Don’t let its beautiful confection of a facade fool you—the home of Dr. Luis Santos in Malolos, Bulacan is made of tough material. “The house is very much intact, George [one of the heirs] told us that termites gave up on the hard wood used to build the house,” recalls the designer JC Buendia in his blog, writing about his visit to the property.
If there’s any doubt as to how strong the structure is, one need only look above its marker from the street: engraved on its cement fence is the number “1933,” the year it was built—which means the house has survived all manner of weather fluctuations for nearly 90 years. But of course its fantastic upkeep hardly betrays its real age.
The house was built by the ophthalmologist, Don Luis, son of Paulino Santos and Alberta Uitangcoy. The Santoses are an old illustrious family from Malolos, and one might say Don Luis was the Dr Belo of the EENT community in his time, owing to how famous he was.
The house was done in the Art Deco style which was quite popular in the 1930s. “It’s stunning,” says Ivan Man Dy who featured the house in his book Deco Filipino. “It’s the most flamboyant and stupendous classical Art Deco house in the country.”
In terms of detail and craftsmanship, Dy insists there is nothing like the Luis Santos home. From the phylons to the staircase carvings to the ceiling detail, the ornate kalados and breathtaking metal grills, one must prepare to keep one’s mouth open from awe while touring the house. The facade alone is already imposing in its grandeur. The structure and interiors are great reminders of how far one can take one’s vision for one’s private space.
“Upon entering you will marvel at the grand staircase, the expansive receiving room and the foyer filled with hard bound medical books and mementos of Dr. Santos’ career as a well-loved doctor in this town,” writes JC Buendia. “The second floor was something else. As our group slowly ascended the magnificent staircase, my heart skipped a beat at the sight of the ceiling mural and Art Deco details.” The mural, of course, was done by Fernando Amorsolo. Another work by an important Filipino artist is the decorative water fountain, sculpted by Guillermo Tolentino.

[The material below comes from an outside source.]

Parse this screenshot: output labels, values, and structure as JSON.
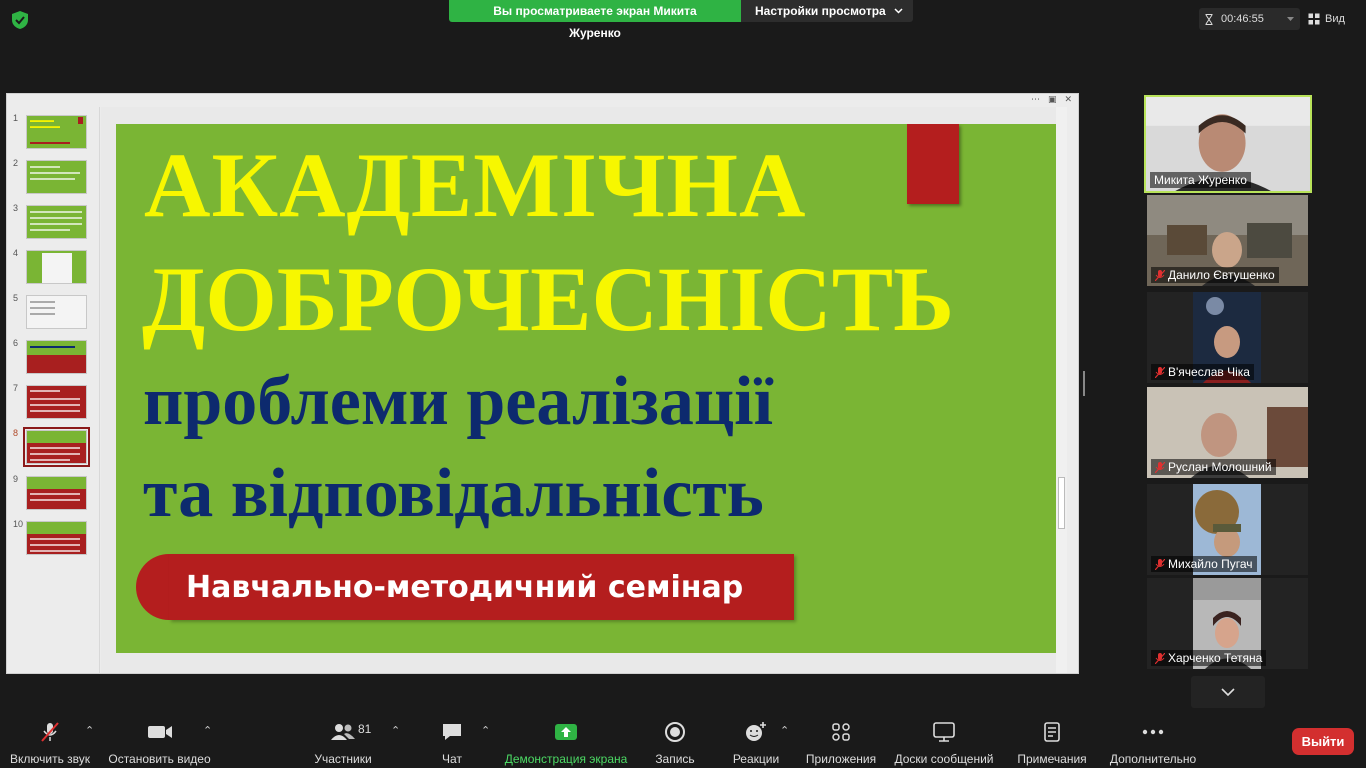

The home is still used by members of the family from time to time, according to Man Dy. The floors are said to be a combination of four tree varieties, which were sailed in all the way from Bicol. But that might not be the only reason this house is as sturdy as they come. A statue of Our Lady of Lourdes holds pride of place in a private chapel inside the house, and a Santo Entierro figure occupies a bedroom. The latter is brought out once every year for the Good Friday procession.